  • Anita Kerr and the French Connection (RCA Victor, 1977)
  • Anita Kerr Performs Wonders (Century, 1979)
  • Together with Harry van Hoof, Pieter van Vollenhoven (Philips, 1979)
  • The Anita Kerr Singers With Love, from Anita (Carlin Music Corporation 1981)
  • In the Soul (Gaia, 1988)

As The Living Voices

  • The Living Voices Sing Irish Songs (RCA Camden 1961)
  • Indian Love Call (RCA Camden 1962)
  • Hootenanny Favorites (RCA Camden 1963)
  • Ramblin’ Rose (RCA Camden 1963)
  • Smoke Gets In Your Eyes (RCA Camden 1963)
  • Come to the Fair (RCA Camden 1964)
  • I Don’t Hurt Anymore (1965)
  • Mary Poppins (1965)
  • The Little Drummer Boy (1965)
  • The Singing Nun (1966)
  • Positively 4th Street (1966)

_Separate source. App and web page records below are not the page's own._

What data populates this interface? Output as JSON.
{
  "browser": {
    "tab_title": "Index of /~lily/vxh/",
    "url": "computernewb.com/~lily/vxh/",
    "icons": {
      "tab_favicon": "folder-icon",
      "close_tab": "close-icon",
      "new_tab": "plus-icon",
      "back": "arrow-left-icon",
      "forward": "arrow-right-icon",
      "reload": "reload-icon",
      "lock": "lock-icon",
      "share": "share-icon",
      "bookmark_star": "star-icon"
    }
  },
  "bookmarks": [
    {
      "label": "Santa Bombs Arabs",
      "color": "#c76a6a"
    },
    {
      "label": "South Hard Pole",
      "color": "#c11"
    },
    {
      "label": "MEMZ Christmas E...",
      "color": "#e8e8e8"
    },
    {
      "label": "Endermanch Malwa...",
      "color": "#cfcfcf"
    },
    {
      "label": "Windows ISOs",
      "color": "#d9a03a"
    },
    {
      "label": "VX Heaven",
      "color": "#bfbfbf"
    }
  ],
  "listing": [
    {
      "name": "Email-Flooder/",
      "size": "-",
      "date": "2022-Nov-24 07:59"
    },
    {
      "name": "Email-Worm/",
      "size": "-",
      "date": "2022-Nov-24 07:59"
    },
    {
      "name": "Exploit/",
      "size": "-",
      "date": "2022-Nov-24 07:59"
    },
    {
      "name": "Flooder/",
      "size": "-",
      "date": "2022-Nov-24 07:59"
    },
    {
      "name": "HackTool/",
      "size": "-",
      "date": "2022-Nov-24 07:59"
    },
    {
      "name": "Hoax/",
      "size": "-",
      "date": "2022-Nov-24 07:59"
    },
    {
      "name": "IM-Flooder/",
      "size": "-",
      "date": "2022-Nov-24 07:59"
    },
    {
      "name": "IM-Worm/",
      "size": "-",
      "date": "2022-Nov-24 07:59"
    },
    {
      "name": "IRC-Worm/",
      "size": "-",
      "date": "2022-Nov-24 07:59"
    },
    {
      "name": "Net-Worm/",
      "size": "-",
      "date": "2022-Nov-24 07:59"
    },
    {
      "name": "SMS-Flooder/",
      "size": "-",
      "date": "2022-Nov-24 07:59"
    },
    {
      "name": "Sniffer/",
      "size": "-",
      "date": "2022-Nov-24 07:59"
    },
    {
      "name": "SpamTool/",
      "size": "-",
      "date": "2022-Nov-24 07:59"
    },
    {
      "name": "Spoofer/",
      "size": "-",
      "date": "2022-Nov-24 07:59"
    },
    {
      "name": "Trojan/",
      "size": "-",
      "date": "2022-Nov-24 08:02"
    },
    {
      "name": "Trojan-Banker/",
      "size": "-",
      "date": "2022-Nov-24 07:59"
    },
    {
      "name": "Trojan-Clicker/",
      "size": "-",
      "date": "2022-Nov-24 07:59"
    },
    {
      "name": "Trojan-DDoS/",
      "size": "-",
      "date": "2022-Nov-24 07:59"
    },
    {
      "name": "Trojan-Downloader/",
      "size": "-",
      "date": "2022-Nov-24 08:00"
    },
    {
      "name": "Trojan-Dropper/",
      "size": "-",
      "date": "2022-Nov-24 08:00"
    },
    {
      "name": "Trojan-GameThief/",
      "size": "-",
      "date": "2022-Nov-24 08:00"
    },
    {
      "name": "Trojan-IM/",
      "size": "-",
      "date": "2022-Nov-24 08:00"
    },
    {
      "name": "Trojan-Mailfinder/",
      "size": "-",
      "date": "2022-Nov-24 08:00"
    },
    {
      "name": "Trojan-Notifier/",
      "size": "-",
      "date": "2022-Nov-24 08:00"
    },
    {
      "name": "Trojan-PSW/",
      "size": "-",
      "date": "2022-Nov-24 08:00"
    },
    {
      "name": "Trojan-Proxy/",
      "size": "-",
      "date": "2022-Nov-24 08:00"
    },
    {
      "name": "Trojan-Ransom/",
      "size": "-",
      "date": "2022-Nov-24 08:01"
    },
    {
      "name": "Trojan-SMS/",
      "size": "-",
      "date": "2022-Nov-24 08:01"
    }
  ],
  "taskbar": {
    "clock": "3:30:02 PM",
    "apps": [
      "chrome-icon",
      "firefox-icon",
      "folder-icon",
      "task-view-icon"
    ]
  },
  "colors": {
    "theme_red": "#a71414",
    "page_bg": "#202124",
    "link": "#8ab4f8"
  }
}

As The Mexicali Singers

  • The Mexicali Singers (Warner Bros. 1966)
  • The Further Adventures of the Mexicali Singers (Warner Bros. 1966)
  • The Mexicali Singers Ride Again (Warner Bros. 1967)

With Chet Atkins

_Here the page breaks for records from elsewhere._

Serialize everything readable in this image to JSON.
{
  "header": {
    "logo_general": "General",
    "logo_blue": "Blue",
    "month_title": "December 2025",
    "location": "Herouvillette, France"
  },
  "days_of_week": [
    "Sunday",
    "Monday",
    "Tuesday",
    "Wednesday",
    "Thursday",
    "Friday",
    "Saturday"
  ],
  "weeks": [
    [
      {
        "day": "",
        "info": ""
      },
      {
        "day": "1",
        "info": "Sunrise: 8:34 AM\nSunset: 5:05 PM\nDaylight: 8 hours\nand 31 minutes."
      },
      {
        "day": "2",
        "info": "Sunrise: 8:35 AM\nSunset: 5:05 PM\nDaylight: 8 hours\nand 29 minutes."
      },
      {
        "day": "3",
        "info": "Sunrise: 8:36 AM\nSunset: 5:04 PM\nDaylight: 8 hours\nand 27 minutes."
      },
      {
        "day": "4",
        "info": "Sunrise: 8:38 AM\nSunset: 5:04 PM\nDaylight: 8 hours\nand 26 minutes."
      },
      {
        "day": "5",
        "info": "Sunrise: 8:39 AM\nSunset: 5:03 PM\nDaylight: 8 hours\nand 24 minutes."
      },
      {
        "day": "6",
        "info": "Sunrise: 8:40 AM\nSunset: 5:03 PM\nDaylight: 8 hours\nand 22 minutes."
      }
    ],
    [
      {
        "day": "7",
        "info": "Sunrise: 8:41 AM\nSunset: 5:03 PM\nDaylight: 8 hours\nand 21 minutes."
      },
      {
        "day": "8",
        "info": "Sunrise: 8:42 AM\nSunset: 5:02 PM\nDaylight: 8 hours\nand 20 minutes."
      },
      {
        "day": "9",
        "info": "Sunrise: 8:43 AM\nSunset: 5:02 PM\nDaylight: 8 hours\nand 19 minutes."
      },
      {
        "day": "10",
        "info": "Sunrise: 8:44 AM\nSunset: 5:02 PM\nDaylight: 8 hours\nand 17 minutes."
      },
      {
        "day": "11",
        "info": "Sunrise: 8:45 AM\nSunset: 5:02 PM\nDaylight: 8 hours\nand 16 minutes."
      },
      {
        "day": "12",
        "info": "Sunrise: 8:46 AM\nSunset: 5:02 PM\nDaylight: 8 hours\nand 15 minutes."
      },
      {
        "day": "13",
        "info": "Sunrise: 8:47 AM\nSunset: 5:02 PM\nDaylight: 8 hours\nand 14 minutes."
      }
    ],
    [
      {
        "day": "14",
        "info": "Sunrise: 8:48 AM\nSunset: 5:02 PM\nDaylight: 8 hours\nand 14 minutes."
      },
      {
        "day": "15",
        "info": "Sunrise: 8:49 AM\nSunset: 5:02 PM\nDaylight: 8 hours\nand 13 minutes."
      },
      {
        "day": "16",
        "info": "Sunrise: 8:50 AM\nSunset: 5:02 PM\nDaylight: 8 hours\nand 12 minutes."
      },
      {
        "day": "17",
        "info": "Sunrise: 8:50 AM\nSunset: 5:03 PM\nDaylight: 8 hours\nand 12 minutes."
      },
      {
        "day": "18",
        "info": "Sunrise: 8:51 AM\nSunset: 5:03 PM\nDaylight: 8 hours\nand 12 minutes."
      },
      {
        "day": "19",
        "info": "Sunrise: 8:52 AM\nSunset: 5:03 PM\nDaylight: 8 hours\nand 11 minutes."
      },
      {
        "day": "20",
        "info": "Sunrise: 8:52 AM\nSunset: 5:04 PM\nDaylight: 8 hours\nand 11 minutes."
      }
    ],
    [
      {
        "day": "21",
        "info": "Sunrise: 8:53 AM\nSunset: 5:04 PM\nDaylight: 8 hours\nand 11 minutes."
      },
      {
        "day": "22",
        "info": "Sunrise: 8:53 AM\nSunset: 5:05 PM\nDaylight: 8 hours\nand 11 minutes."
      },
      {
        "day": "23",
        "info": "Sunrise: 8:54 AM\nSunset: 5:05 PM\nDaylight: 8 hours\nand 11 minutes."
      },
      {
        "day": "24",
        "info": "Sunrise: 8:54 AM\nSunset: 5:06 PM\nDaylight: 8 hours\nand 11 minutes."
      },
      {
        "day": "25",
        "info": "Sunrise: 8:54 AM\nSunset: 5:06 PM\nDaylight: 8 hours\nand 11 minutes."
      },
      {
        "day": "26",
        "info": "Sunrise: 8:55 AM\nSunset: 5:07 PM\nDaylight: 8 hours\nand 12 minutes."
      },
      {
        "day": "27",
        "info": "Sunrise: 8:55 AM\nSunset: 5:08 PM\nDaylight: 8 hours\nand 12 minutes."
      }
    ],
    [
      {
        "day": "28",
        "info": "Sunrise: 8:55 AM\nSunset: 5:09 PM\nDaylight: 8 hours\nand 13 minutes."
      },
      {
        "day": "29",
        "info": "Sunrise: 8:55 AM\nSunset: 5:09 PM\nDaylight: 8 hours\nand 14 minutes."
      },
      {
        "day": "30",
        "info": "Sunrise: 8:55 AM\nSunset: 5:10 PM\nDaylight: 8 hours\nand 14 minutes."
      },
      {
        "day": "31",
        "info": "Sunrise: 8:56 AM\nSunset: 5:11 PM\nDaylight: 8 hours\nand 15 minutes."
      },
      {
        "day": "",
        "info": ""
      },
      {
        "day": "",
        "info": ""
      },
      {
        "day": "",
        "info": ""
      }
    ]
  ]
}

With Perry Como

With Rod McKuen & the San Sebastian Strings

  • The Earth (Warner Bros., 1967)
  • The Sea (Warner Bros., 1967)
  • The Sky (Warner Bros., 1968)
  • Home to the Sea (Warner Bros./Seven Arts, 1968)
  • For Lovers (Warner Bros./Seven Arts, 1969)
  • The Soft Sea (Warner Bros., 1970)
  • Winter (Warner Bros., 1972)
  • Spring (Warner Bros., 1973)
  • With Love (Warner Bros., 1975)


  1. ^ a b c "Anita Kerr". Anitakerr.com. Retrieved February 4, 2020.
  2. ^ "Obituary Louis Dean Nunley Sr. October 15, 1931 – October 26, 2012)". dignitymemorial.com. Retrieved June 11, 2021.
  3. ^ "Dorothy Ann "Dottie" Dillard". The Tennessean. May 10, 2015. Retrieved June 11, 2021.
  4. ^ "Dorothy Ann Dillard 1923 – 2015 Obituary". gormanscharpf.com. Retrieved June 11, 2021.
  5. ^ "Record Details". 45cat.com. Retrieved July 17, 2024.
  6. ^ "Anita Kerr". Anitakerr.com. Retrieved February 4, 2020.
  7. ^ "Anita Kerr". Anitakerr.com. Retrieved February 4, 2020.
  8. ^ "Anita Kerr"Billboard, April 28, 1979
  9. ^ "Queen Studio Experience". Mercuryphoenixtrust.com. Retrieved February 4, 2020.
  10. ^ "Limbo". IMDb.com. February 15, 1973. Retrieved February 4, 2020.
  11. ^ "Anita Kerr". GRAMMY.com. November 23, 2020. Retrieved September 8, 2021.
  12. ^ a b "Untitled Document". Anitakerr.com. Retrieved February 4, 2020.
  13. ^ Friskics-Warren, Bill (October 11, 2022). "Anita Kerr, an Architect of the Nashville Sound, Dies at 94". The New York Times. Retrieved October 11, 2022.